* What to work on: Write out exactly the line containing "Read all visible" along with each line that follows it in the records below, and no others.

*** Extracted entries Section Begins ***

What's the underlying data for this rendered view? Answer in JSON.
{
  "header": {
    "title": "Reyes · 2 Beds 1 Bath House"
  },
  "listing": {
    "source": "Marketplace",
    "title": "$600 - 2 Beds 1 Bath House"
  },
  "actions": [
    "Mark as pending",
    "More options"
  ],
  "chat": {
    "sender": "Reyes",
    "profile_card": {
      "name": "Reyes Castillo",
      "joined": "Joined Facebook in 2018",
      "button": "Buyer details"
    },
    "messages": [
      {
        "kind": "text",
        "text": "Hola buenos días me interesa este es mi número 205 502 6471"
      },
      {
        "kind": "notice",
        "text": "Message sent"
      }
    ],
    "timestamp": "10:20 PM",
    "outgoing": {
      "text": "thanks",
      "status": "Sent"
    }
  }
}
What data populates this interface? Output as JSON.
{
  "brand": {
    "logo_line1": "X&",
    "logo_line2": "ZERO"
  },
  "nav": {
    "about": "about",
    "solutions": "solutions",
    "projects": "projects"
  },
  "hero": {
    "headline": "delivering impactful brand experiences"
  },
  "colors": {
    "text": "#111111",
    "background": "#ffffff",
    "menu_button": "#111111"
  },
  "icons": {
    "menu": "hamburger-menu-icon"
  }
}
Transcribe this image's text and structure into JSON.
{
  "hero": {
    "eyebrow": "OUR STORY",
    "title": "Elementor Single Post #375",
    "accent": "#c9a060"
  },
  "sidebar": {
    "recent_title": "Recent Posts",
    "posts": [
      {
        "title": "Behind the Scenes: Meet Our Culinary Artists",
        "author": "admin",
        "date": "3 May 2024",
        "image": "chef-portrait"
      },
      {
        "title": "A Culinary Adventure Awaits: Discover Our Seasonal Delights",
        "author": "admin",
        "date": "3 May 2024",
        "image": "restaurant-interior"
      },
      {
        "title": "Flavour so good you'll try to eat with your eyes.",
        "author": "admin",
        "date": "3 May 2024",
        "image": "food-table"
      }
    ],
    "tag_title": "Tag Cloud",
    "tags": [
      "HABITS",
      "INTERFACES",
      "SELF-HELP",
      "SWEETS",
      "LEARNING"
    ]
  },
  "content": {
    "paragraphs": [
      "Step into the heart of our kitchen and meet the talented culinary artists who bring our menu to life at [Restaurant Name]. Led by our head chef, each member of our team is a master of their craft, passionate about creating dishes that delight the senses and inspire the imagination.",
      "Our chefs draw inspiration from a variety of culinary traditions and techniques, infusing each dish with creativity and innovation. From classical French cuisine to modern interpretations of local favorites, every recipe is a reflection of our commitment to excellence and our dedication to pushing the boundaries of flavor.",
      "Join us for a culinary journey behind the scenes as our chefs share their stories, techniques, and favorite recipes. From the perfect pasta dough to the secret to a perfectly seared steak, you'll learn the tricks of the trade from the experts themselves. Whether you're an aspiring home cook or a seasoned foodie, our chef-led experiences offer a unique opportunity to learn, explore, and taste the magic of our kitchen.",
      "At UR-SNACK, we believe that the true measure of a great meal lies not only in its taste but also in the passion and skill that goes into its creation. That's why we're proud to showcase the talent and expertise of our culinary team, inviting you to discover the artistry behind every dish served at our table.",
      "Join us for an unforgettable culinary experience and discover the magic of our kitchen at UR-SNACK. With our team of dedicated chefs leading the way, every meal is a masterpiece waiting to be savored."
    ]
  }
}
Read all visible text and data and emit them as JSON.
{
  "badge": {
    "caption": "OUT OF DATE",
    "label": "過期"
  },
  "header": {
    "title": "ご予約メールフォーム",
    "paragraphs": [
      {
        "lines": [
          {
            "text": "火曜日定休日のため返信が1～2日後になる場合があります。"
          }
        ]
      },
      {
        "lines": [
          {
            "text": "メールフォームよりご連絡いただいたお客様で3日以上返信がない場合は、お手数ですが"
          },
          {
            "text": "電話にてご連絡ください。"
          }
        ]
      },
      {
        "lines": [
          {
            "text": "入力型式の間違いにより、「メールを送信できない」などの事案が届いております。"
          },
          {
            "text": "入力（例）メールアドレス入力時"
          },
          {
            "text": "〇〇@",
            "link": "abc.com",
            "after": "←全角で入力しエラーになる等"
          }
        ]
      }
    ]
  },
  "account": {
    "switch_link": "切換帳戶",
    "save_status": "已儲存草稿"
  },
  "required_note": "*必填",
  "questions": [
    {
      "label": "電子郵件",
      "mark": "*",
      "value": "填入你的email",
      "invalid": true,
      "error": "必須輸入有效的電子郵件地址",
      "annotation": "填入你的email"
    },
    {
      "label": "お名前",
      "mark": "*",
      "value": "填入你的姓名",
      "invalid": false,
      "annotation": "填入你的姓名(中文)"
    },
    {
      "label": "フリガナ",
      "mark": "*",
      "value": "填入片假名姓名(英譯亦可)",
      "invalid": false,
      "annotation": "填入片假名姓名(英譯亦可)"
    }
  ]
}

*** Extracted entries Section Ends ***

* Written response:
Read all visible text and data and emit them as JSON.
{
  "badge": {
    "caption": "OUT OF DATE",
    "label": "過期"
  },
  "header": {
    "title": "ご予約メールフォーム",
    "paragraphs": [
      {
        "lines": [
          {
            "text": "火曜日定休日のため返信が1～2日後になる場合があります。"
          }
        ]
      },
      {
        "lines": [
          {
            "text": "メールフォームよりご連絡いただいたお客様で3日以上返信がない場合は、お手数ですが"
          },
          {
            "text": "電話にてご連絡ください。"
          }
        ]
      },
      {
        "lines": [
          {
            "text": "入力型式の間違いにより、「メールを送信できない」などの事案が届いております。"
          },
          {
            "text": "入力（例）メールアドレス入力時"
          },
          {
            "text": "〇〇@",
            "link": "abc.com",
            "after": "←全角で入力しエラーになる等"
          }
        ]
      }
    ]
  },
  "account": {
    "switch_link": "切換帳戶",
    "save_status": "已儲存草稿"
  },
  "required_note": "*必填",
  "questions": [
    {
      "label": "電子郵件",
      "mark": "*",
      "value": "填入你的email",
      "invalid": true,
      "error": "必須輸入有效的電子郵件地址",
      "annotation": "填入你的email"
    },
    {
      "label": "お名前",
      "mark": "*",
      "value": "填入你的姓名",
      "invalid": false,
      "annotation": "填入你的姓名(中文)"
    },
    {
      "label": "フリガナ",
      "mark": "*",
      "value": "填入片假名姓名(英譯亦可)",
      "invalid": false,
      "annotation": "填入片假名姓名(英譯亦可)"
    }
  ]
}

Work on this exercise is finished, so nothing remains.